Lowering your Bike.

Calsci's Mile Lawrence on lowering your bike.

Many motorcycles, especially standards and sport-touring bikes, come with seat heights of 31 inches or higher. It's definitely a factor to consider when buying a bike.

If your bike is a bit high, you'll have trouble getting your feet flat on the ground while stopped. There is a safety aspect to that. It contributes to the number of low-speed accidents, and dropping your bike on a busy road exposes you to risk.

Some BMW bikes have a seat lowering kit as an option. Many touring bikes have some level of seat adjustment.

If not, there are things you can do. Check out your bike model forum for advice on the subject.

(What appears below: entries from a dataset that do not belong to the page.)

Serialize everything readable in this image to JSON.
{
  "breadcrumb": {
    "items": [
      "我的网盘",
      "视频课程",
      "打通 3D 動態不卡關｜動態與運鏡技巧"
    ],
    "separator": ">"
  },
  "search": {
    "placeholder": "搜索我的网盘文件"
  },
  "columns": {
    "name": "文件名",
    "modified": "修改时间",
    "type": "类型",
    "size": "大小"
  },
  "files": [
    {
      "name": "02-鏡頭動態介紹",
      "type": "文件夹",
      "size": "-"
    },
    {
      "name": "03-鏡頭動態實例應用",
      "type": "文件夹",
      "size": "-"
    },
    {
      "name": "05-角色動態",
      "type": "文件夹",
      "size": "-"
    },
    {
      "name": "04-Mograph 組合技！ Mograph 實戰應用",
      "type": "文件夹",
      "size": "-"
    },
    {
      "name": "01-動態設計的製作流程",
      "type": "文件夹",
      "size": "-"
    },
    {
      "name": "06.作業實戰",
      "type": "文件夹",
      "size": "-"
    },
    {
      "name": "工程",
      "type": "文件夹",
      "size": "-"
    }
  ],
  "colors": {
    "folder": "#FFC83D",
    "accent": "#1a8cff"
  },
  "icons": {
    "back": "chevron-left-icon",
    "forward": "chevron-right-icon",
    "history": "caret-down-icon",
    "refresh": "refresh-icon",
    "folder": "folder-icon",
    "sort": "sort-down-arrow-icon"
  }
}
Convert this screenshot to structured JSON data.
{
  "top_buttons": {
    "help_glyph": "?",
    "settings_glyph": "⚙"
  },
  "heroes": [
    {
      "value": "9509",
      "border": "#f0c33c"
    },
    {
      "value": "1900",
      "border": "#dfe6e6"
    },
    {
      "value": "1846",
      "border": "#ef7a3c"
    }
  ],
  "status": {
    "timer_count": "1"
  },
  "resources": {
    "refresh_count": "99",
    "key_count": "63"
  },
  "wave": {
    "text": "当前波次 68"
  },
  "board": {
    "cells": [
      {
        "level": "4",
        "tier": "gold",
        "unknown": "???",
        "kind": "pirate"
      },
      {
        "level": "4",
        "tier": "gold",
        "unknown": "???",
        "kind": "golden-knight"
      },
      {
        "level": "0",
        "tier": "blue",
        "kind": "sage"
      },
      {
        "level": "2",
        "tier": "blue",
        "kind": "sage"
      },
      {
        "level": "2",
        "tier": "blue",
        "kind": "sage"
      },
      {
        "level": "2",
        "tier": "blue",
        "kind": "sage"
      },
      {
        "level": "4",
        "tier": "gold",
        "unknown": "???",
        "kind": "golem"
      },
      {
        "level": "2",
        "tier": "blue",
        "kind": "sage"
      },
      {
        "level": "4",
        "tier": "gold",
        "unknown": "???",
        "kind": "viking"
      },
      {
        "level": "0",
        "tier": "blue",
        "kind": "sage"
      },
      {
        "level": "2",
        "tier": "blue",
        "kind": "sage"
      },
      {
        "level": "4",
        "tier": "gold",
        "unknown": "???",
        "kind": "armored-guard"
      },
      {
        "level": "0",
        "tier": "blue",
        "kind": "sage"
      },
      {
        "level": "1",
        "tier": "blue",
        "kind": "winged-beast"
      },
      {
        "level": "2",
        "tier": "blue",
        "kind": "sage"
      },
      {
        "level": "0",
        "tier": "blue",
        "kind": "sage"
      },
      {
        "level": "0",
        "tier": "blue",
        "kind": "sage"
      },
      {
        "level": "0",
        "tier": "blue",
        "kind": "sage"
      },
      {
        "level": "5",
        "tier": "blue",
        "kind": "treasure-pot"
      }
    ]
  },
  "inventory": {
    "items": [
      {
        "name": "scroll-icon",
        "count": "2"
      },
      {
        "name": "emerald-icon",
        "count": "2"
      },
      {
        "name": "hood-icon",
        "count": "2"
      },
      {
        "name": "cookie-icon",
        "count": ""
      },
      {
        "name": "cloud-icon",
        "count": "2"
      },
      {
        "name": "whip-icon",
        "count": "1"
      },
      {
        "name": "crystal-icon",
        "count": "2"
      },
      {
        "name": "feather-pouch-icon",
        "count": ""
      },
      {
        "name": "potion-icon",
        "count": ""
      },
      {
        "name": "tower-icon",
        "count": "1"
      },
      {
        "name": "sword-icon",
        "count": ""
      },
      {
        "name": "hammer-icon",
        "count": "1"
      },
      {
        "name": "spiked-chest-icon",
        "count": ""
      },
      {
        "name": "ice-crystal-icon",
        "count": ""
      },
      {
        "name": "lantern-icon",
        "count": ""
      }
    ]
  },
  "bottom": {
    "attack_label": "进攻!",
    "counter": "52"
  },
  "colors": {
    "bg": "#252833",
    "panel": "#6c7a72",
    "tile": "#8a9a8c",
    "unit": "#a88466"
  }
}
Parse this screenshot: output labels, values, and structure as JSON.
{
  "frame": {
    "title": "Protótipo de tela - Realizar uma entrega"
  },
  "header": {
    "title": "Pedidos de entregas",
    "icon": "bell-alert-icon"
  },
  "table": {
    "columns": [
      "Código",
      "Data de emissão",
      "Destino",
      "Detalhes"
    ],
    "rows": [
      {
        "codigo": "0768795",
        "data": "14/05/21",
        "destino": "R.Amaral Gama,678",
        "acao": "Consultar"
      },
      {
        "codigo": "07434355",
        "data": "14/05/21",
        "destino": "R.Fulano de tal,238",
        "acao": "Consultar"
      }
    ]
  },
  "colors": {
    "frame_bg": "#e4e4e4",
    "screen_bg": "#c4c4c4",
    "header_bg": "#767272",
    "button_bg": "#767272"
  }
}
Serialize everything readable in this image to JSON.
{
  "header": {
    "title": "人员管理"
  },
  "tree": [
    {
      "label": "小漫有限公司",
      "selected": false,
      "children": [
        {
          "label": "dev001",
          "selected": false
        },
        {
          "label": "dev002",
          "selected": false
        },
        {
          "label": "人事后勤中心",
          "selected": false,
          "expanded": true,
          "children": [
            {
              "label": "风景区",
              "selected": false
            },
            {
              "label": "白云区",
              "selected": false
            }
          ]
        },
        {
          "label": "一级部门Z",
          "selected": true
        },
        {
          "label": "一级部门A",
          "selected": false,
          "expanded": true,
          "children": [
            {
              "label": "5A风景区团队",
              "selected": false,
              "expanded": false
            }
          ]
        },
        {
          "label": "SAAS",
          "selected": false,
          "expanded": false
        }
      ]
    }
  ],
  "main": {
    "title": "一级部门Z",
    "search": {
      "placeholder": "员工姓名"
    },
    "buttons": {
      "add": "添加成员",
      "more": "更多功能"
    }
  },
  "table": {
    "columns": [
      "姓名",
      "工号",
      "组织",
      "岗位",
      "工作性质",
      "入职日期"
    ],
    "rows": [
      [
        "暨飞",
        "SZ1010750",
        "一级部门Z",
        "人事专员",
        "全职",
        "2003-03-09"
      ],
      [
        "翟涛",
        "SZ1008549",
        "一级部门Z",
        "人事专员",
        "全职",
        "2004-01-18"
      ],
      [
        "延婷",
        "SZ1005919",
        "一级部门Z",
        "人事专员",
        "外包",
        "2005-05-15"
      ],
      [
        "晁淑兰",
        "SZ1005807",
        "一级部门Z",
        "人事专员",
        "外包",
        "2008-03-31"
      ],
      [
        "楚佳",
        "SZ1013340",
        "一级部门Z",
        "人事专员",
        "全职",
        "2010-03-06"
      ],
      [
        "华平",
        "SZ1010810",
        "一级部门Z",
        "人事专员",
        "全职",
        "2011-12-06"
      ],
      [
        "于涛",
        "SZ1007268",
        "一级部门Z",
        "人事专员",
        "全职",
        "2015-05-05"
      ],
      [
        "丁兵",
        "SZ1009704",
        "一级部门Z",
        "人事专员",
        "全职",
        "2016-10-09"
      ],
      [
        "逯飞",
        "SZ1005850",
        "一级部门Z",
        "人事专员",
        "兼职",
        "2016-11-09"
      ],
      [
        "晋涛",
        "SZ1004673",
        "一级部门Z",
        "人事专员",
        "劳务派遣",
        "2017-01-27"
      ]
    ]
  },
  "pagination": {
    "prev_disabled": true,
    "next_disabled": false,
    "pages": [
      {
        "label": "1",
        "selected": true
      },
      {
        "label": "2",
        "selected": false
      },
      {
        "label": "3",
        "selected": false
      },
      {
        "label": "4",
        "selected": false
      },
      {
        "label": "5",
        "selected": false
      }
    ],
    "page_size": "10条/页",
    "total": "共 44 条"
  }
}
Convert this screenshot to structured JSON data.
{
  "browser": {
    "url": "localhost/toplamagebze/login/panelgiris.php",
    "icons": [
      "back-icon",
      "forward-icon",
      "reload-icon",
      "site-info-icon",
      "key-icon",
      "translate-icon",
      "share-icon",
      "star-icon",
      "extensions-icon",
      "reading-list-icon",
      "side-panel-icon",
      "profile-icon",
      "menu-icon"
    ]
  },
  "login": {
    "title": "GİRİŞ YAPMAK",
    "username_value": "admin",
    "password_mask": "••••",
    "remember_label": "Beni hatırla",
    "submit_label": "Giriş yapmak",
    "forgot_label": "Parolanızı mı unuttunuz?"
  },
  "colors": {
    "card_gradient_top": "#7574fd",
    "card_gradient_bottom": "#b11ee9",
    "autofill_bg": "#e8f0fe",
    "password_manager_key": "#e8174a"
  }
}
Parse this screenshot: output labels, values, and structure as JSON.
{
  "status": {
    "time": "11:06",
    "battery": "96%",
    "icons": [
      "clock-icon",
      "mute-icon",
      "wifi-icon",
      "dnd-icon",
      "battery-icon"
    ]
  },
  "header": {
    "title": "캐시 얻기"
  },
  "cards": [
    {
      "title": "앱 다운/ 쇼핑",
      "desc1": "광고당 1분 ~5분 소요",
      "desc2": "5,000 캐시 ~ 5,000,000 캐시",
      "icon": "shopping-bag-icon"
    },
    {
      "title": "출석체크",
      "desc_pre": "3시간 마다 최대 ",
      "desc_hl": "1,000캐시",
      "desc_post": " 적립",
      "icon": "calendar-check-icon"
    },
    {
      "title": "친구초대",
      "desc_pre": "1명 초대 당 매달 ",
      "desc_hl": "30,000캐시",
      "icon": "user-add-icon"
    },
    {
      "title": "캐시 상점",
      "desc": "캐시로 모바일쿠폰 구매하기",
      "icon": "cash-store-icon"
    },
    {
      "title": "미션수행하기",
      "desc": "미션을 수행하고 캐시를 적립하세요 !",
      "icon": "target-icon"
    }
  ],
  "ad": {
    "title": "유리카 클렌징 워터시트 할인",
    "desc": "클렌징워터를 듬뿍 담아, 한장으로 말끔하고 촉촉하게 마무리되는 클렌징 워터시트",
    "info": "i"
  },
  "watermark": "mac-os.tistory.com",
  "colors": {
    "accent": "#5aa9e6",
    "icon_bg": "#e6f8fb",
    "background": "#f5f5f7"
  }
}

Adjusting or Replacing the Seat

Consider first, the least intrusive option of working on your seat. The least expensive way is often replace the foam in your saddle, there's a how-to here. (it is about two thirds down the page). You can also buy a new seat or have it worked on by an upholstery shop. The owners forum for you bike might have suggestions for things you can do with the seat mounting hardware to make it lower.

Seat customization might include making the front part of the seat narrower. There's often not much scope for making the foam thinner, although replacing foam with memory foam can do that. A narrower saddle front cuts the distance from your arse to the ground, and does the job of allowing you to flatfoot the road easier.

Check the top view of potential replacement seats to get an idea of their lowering potential.

Some seats come with rubber buffers and/or spacers under the saddle, which can sometimes be removed or cut down. Check your bike forum for these details.

Lowering the Suspension

Your bike mechanic, owners forum or shop manual will provide information on adjusting the bike's suspension to make it lower.

This should be considered a last resort, especially for cruiser-type bikes with low ground clearance.

Modification kits are available for many bikes, which may be 'dogbone' links or replacement parts for the shock, and it is theoretically possible to shorten the spring. These kits will affect the bike's handling and you might want to check your bike forum to see that experience other riders have had.

I found that having a custom rear shock made by a reputable manufacturer to your specifications is often the best way to lower the bike while maintaining good suspension performance. You can get stock replacement shocks for some bikes. Again, do what you can to find other riders experiences and compare notes.

This sort of work is beyond the mechanical capabilities of most riders, so you'll need to find a mechanic you can trust to install either the new shock or the modification kit.

It is usually essential to shorten the kickstand when you have your suspension lowered. The bike will stand up very straight (or even lean the wrong way), and you'll drop it when parking on uneven ground.